Pensions: “Olivier Véran does not have the right sensors in the world of work”, tackles the CFDT

Trade unionists intend to prove Olivier Véran wrong. The government spokesman declared that he did not plan “in the idea of ​​​​a massive mobilization” against pension reform. “I believe that Olivier Véran, he does not have the right sensors in the world of work, tackled Thursday Laurent Berger, boss of the CFDT, the first French union. What I can tell you is that it (the reform) causes a lot of anger, and a lot of resentment. »

“I find it very unwise that the government spokesperson should start saying: We don’t believe it, it won’t work, there won’t be many protesters. I’m not telling you that there will be many, we’ll see on the 19th. What we don’t need in this period is a form of contempt, or condescension, saying: It will grumble a little in the corners but overall it will pass “, he declared on France Culture.

Laurent Berger warned against the anger of the social body who could end up playing into the hands of the extreme right. “If there is not a huge mobilization in the street, the resentment will express itself differently anyway. And it will express itself one day or another at the polls and in particular on the side of the far right (…) In the world of work (…) there is a deep feeling of abandonment”, he concluded. .

Retirement at 65 or 64 was the most emblematic and controversial electoral promise of the Head of State. However, Emmanuel Macron remains ostensibly withdrawn and lets his Prime Minister go to the front on pension reform, in the hope of winning the battle of public opinion. Because this reform is the riskiest for him, as the unions are unanimously opposed to it.

It was the Prime Minister who announced on Tuesday the government’s plan to push back the legal retirement age from 62 to 64. The eight main French unions immediately announced a first day of strikes and demonstrations on January 19. The day after this announcement, the president contented himself with a message on Wednesday, behind closed doors of the Council of Ministers, to defend its “indispensable and vital” character.

The quiet opposition of Marine Le Pen

Elisabeth Borne called on the unions on Thursday to ” do not penalize the French in their mobilization against the pension reform. “For the unions, this is a call for responsibility,” said the Prime Minister on the sidelines of a trip to Disneyland Paris. “There is a right to strike, there is a right to demonstrate”, but “it is also important not to penalize the French”, she warned while the CGT unions in the oil branch are hovering the risk of refinery blockages.
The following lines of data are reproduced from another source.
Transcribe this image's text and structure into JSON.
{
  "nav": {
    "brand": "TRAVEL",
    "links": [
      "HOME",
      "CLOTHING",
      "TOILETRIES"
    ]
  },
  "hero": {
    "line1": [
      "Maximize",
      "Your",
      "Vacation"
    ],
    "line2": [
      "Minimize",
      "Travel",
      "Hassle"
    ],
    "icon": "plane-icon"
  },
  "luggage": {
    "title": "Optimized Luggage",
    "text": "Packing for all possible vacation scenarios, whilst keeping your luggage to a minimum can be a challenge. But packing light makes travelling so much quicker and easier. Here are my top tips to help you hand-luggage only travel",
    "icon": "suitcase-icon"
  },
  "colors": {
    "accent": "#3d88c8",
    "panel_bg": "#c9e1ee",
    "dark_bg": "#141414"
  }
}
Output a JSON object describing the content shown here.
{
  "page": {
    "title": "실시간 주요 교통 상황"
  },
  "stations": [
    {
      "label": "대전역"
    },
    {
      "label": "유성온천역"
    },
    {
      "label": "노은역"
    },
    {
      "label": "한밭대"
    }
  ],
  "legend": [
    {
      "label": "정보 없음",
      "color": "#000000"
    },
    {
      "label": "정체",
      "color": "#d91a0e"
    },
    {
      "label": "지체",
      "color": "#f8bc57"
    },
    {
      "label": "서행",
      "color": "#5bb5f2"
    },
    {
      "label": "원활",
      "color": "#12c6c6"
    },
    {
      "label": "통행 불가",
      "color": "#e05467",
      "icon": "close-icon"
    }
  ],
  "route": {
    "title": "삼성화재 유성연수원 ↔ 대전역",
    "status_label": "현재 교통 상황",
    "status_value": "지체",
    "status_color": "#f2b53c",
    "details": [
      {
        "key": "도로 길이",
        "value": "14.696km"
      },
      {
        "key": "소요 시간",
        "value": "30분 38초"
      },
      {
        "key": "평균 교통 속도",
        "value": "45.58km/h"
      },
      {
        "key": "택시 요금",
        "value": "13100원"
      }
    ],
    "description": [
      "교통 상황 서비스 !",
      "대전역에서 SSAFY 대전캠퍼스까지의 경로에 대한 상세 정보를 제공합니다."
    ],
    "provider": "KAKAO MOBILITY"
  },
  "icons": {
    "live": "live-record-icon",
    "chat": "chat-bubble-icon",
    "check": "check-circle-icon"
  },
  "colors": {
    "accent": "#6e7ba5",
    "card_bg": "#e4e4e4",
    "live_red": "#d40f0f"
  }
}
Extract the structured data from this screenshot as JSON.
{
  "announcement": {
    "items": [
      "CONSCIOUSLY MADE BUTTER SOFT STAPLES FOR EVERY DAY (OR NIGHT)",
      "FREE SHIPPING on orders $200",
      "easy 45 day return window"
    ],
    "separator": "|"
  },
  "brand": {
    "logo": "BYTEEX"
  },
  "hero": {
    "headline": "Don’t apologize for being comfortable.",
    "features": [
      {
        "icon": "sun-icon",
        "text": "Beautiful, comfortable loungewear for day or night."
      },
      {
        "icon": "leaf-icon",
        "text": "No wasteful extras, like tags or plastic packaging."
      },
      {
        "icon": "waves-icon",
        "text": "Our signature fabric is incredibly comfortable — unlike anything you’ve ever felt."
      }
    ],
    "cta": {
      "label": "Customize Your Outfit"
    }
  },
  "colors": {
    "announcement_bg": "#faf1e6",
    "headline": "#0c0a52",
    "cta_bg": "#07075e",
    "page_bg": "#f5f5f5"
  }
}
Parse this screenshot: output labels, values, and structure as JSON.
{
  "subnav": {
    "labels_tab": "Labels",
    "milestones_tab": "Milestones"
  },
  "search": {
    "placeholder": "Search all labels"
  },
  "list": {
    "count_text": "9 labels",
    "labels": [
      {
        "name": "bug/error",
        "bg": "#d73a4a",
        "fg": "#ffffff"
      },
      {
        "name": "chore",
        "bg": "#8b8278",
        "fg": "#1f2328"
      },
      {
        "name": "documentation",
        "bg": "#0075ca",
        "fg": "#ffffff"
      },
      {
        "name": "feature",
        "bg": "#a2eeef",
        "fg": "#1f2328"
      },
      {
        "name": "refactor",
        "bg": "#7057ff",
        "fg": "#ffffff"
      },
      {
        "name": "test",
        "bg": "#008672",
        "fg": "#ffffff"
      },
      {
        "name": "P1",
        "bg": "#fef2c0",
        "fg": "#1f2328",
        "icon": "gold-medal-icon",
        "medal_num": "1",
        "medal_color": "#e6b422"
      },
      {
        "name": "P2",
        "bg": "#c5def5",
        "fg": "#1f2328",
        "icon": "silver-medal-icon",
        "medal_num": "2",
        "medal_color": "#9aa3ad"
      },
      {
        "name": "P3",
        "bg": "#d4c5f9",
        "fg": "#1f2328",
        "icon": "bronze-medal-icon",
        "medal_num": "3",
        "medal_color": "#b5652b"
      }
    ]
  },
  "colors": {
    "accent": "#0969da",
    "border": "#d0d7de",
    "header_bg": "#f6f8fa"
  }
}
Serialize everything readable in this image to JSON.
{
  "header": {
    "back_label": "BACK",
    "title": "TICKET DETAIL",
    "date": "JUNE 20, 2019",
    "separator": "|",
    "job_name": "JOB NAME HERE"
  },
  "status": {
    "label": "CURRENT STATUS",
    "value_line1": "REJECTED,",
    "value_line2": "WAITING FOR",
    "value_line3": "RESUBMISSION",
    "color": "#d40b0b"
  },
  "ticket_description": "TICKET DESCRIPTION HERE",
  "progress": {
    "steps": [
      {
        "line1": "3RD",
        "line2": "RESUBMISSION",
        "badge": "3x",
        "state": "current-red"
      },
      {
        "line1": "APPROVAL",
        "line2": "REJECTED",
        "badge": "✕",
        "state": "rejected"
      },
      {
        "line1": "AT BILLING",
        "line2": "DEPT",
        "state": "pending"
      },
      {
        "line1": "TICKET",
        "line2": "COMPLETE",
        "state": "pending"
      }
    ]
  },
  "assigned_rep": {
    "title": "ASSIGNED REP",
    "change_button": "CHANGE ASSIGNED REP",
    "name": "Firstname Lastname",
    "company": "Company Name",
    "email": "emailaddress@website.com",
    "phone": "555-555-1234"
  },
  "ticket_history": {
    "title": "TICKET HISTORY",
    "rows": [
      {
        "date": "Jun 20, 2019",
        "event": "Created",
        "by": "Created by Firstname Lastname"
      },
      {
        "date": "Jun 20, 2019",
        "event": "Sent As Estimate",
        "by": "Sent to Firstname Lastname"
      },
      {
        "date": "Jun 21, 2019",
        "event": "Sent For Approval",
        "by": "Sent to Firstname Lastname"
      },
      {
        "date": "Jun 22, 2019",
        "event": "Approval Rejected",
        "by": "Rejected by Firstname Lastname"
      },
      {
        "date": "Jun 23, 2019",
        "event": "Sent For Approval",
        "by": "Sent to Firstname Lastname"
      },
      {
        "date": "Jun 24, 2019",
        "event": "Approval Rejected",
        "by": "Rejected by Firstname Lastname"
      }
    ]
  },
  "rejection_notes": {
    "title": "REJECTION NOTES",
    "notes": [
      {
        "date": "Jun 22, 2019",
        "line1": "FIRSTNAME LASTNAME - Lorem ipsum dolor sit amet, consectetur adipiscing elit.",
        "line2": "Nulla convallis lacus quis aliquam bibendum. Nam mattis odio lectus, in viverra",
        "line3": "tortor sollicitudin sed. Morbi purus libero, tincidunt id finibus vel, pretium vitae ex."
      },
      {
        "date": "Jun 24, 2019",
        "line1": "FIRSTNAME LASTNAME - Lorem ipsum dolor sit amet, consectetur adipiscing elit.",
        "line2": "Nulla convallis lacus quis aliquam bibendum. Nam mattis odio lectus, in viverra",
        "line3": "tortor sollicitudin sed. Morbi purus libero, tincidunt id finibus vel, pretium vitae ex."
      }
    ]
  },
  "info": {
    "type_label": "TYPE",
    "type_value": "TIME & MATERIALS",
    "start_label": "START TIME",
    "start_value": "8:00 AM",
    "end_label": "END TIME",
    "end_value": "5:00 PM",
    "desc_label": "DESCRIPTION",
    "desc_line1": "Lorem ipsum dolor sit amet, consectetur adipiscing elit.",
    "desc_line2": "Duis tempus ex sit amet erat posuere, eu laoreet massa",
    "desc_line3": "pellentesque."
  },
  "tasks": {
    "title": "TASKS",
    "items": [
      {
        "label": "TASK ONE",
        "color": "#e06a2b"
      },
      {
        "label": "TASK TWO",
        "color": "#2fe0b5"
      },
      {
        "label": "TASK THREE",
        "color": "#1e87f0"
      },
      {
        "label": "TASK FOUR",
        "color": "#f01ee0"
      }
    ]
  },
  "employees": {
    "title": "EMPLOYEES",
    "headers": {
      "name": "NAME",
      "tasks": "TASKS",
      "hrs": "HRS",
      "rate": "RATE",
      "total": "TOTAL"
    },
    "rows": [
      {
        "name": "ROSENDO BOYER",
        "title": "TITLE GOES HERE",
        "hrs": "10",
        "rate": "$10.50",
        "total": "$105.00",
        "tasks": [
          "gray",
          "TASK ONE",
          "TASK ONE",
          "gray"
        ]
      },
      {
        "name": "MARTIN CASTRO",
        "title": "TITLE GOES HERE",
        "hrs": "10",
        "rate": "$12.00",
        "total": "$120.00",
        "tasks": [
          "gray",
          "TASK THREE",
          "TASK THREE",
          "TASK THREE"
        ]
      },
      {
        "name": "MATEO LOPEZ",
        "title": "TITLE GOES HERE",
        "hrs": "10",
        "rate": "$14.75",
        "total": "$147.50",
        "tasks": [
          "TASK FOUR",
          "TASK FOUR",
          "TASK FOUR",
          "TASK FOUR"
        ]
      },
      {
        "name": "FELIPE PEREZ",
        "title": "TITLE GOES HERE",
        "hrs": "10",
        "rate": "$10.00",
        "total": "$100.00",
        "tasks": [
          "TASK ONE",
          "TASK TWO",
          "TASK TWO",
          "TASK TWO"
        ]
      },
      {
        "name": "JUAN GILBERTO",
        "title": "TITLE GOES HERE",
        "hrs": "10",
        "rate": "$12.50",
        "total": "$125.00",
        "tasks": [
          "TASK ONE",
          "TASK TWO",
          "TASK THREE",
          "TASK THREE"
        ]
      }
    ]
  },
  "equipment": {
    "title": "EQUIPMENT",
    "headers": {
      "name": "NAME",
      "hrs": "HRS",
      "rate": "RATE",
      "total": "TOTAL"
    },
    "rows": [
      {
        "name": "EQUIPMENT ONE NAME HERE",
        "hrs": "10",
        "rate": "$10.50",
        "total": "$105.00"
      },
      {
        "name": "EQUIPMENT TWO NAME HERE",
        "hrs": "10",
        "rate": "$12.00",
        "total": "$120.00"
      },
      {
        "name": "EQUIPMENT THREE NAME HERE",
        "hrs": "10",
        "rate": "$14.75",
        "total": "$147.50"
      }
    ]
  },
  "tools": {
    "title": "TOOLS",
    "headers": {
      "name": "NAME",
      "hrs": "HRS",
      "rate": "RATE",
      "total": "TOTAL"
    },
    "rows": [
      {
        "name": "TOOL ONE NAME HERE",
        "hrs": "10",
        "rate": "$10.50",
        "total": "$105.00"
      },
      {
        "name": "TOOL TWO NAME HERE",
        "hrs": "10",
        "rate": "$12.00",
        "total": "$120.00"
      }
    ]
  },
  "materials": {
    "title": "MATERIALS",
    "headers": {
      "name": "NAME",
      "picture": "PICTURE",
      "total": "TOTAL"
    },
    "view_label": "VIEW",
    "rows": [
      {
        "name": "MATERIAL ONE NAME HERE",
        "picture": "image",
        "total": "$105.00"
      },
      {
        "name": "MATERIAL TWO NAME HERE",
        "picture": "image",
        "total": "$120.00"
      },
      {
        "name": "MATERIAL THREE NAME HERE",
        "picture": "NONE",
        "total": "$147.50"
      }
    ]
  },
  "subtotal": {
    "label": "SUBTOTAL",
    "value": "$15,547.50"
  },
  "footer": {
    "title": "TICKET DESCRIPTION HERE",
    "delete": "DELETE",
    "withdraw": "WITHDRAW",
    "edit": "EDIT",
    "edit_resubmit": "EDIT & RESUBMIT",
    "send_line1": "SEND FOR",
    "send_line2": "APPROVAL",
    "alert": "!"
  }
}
At the National Rally, the pension reform is seen as a boon. A way for the far-right party to establish the social coloring of its political position. Self-proclaimed first opponent of pension reformMarine Le Pen intends to consolidate her leading figure in view of a probable new presidential candidacy in four years.

However, it is out of the question to participate in union demonstrations, dominated by left-wing partiesnor to engage in parliamentary obstruction during debates in the Assembly, as opposed to La France insoumise which aims to table 75,000 amendments.

Pensions: “Olivier Véran does not have the right sensors in the world of work”, tackles the CFDT